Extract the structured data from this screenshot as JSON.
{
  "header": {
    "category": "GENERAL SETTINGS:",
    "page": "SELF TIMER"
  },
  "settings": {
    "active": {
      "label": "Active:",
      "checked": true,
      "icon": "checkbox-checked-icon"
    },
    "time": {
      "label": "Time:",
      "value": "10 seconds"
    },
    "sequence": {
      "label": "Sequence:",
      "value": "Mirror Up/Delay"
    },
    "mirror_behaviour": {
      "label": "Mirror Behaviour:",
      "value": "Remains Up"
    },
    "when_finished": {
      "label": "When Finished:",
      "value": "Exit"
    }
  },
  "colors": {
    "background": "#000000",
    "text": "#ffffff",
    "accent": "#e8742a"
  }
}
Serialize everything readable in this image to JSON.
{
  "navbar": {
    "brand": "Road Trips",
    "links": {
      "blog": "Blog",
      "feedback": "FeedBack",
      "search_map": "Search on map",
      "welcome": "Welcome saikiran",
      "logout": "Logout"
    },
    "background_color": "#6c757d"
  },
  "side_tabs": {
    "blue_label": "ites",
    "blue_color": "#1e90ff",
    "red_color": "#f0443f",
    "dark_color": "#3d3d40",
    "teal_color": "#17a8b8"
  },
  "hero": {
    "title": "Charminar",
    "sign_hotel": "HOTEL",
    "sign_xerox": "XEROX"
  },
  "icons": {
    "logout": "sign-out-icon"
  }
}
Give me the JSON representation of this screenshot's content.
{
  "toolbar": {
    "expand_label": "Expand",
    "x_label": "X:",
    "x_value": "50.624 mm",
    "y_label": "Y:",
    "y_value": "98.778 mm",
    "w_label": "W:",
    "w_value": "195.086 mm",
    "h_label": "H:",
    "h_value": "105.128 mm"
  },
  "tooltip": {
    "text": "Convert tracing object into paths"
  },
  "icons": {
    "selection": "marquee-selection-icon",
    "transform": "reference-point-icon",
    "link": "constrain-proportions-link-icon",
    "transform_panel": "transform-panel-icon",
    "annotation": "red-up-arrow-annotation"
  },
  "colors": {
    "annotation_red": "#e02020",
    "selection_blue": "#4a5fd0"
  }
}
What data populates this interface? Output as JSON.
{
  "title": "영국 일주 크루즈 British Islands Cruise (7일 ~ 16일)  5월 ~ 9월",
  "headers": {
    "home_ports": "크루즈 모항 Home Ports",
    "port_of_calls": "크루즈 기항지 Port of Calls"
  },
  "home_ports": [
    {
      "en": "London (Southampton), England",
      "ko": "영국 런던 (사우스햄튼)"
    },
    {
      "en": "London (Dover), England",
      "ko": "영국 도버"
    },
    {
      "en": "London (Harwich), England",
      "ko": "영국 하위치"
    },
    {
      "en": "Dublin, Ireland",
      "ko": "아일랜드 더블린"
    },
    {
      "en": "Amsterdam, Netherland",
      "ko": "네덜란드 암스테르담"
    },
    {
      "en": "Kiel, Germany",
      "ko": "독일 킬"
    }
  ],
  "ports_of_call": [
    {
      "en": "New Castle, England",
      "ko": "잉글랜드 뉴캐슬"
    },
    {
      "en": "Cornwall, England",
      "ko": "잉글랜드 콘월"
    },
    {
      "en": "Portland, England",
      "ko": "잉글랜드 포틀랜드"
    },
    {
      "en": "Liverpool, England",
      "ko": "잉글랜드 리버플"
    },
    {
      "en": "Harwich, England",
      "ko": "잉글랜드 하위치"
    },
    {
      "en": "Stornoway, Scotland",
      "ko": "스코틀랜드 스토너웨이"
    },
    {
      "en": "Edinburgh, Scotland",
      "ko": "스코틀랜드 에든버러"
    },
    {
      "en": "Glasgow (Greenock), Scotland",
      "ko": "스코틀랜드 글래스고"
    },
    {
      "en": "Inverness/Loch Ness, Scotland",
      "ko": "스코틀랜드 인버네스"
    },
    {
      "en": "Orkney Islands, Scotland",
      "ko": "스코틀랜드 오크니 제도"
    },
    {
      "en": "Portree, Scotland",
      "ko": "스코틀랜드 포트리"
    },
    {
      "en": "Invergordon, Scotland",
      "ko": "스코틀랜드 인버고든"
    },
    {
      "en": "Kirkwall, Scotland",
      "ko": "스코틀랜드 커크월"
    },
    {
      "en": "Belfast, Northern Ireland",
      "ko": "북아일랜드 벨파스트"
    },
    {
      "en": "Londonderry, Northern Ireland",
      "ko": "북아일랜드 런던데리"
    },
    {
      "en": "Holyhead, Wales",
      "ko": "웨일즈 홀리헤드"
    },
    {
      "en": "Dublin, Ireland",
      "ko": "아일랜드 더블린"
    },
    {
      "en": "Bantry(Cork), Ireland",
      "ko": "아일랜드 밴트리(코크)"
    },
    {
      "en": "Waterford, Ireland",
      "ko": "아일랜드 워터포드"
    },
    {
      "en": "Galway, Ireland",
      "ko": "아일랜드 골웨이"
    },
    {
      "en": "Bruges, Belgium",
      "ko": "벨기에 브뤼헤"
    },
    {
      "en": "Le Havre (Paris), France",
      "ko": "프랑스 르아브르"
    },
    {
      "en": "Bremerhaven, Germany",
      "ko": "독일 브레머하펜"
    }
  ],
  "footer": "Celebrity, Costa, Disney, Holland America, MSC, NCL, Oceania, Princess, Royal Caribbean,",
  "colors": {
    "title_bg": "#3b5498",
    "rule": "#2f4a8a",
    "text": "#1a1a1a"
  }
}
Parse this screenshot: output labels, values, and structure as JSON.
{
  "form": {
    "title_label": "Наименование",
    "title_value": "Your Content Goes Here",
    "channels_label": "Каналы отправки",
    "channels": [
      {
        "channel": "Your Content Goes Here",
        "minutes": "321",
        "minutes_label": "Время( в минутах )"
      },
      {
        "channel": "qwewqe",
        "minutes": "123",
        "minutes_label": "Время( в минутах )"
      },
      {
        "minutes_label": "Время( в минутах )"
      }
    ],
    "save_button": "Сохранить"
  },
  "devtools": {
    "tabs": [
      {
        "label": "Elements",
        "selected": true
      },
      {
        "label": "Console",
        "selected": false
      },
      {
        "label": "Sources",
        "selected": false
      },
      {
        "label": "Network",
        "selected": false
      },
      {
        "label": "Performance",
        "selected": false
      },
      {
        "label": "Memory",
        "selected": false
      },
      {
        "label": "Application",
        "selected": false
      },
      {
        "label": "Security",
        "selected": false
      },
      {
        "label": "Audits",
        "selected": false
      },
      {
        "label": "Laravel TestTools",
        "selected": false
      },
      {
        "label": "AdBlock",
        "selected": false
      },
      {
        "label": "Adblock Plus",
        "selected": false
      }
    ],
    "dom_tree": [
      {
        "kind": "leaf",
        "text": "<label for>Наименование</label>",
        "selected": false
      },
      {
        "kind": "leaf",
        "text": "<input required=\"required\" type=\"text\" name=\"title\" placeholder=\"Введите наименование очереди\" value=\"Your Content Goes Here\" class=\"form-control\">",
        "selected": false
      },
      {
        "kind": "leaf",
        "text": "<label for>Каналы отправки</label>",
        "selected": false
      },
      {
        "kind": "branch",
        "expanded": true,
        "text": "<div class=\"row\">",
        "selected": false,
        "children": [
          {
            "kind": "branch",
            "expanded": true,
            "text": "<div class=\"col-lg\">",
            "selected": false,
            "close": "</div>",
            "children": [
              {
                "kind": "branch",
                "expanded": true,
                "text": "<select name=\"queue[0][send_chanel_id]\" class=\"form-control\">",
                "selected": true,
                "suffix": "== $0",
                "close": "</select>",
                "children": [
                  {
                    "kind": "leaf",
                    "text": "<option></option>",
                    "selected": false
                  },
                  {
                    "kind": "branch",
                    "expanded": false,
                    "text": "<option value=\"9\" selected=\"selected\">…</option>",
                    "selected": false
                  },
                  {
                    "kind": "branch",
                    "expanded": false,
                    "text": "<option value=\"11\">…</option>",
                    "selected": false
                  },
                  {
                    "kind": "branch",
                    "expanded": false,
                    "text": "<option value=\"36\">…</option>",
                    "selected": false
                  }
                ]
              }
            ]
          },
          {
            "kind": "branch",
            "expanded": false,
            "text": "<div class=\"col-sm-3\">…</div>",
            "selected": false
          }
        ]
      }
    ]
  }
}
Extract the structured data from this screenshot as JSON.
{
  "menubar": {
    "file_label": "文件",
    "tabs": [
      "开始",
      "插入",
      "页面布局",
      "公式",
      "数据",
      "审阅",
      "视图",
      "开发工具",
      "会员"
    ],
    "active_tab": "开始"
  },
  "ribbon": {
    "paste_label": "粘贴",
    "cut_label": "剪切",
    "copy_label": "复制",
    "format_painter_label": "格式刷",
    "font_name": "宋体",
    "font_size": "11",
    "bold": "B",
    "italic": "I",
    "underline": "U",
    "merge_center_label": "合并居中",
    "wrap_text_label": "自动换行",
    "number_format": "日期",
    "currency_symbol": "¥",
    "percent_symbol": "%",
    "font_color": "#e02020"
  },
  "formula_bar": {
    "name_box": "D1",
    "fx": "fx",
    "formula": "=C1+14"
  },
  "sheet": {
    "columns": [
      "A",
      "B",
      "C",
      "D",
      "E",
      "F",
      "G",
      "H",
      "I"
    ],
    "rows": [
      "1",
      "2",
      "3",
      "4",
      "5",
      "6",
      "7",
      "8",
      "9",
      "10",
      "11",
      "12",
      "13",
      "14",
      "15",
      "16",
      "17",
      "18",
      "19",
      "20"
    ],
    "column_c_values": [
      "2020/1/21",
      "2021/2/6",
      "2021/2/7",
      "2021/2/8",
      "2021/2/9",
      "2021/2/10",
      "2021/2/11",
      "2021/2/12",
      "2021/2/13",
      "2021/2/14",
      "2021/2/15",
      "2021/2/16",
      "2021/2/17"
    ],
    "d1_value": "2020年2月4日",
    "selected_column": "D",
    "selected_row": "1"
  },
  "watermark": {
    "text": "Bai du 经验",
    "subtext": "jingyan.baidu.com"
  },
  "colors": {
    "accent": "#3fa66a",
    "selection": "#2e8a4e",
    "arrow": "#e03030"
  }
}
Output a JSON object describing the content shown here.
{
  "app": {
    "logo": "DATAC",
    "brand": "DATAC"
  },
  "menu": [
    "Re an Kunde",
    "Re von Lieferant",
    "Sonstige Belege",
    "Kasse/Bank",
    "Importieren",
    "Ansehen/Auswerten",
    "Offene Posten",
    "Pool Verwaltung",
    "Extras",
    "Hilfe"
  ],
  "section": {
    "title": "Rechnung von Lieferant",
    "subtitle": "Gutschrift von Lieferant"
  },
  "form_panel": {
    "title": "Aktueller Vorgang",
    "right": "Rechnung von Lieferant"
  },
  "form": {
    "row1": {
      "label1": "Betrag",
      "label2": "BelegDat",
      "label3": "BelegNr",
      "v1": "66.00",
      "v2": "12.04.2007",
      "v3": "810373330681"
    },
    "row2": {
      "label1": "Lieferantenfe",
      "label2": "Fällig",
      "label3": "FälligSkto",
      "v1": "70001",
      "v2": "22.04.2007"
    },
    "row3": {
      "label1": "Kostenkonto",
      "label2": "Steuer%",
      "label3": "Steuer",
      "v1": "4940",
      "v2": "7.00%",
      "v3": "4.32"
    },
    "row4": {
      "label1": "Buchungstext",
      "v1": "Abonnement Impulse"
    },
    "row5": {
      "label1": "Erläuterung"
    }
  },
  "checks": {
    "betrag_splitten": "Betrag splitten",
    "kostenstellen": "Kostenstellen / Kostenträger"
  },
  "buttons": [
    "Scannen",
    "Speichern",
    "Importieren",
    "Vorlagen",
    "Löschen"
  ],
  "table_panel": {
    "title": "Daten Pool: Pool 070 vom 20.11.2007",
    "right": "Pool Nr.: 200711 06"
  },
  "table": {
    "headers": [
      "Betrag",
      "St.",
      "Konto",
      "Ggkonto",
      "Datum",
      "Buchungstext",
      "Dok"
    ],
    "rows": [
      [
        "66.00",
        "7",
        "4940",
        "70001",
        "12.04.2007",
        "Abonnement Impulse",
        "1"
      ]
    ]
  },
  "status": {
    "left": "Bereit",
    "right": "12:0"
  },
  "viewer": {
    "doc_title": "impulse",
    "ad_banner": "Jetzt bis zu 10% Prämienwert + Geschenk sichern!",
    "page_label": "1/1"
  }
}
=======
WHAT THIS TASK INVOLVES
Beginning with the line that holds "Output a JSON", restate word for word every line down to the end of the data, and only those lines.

OUTPUT OF THE EXERCISE
Output a JSON object describing the content shown here.
{
  "app": {
    "logo": "DATAC",
    "brand": "DATAC"
  },
  "menu": [
    "Re an Kunde",
    "Re von Lieferant",
    "Sonstige Belege",
    "Kasse/Bank",
    "Importieren",
    "Ansehen/Auswerten",
    "Offene Posten",
    "Pool Verwaltung",
    "Extras",
    "Hilfe"
  ],
  "section": {
    "title": "Rechnung von Lieferant",
    "subtitle": "Gutschrift von Lieferant"
  },
  "form_panel": {
    "title": "Aktueller Vorgang",
    "right": "Rechnung von Lieferant"
  },
  "form": {
    "row1": {
      "label1": "Betrag",
      "label2": "BelegDat",
      "label3": "BelegNr",
      "v1": "66.00",
      "v2": "12.04.2007",
      "v3": "810373330681"
    },
    "row2": {
      "label1": "Lieferantenfe",
      "label2": "Fällig",
      "label3": "FälligSkto",
      "v1": "70001",
      "v2": "22.04.2007"
    },
    "row3": {
      "label1": "Kostenkonto",
      "label2": "Steuer%",
      "label3": "Steuer",
      "v1": "4940",
      "v2": "7.00%",
      "v3": "4.32"
    },
    "row4": {
      "label1": "Buchungstext",
      "v1": "Abonnement Impulse"
    },
    "row5": {
      "label1": "Erläuterung"
    }
  },
  "checks": {
    "betrag_splitten": "Betrag splitten",
    "kostenstellen": "Kostenstellen / Kostenträger"
  },
  "buttons": [
    "Scannen",
    "Speichern",
    "Importieren",
    "Vorlagen",
    "Löschen"
  ],
  "table_panel": {
    "title": "Daten Pool: Pool 070 vom 20.11.2007",
    "right": "Pool Nr.: 200711 06"
  },
  "table": {
    "headers": [
      "Betrag",
      "St.",
      "Konto",
      "Ggkonto",
      "Datum",
      "Buchungstext",
      "Dok"
    ],
    "rows": [
      [
        "66.00",
        "7",
        "4940",
        "70001",
        "12.04.2007",
        "Abonnement Impulse",
        "1"
      ]
    ]
  },
  "status": {
    "left": "Bereit",
    "right": "12:0"
  },
  "viewer": {
    "doc_title": "impulse",
    "ad_banner": "Jetzt bis zu 10% Prämienwert + Geschenk sichern!",
    "page_label": "1/1"
  }
}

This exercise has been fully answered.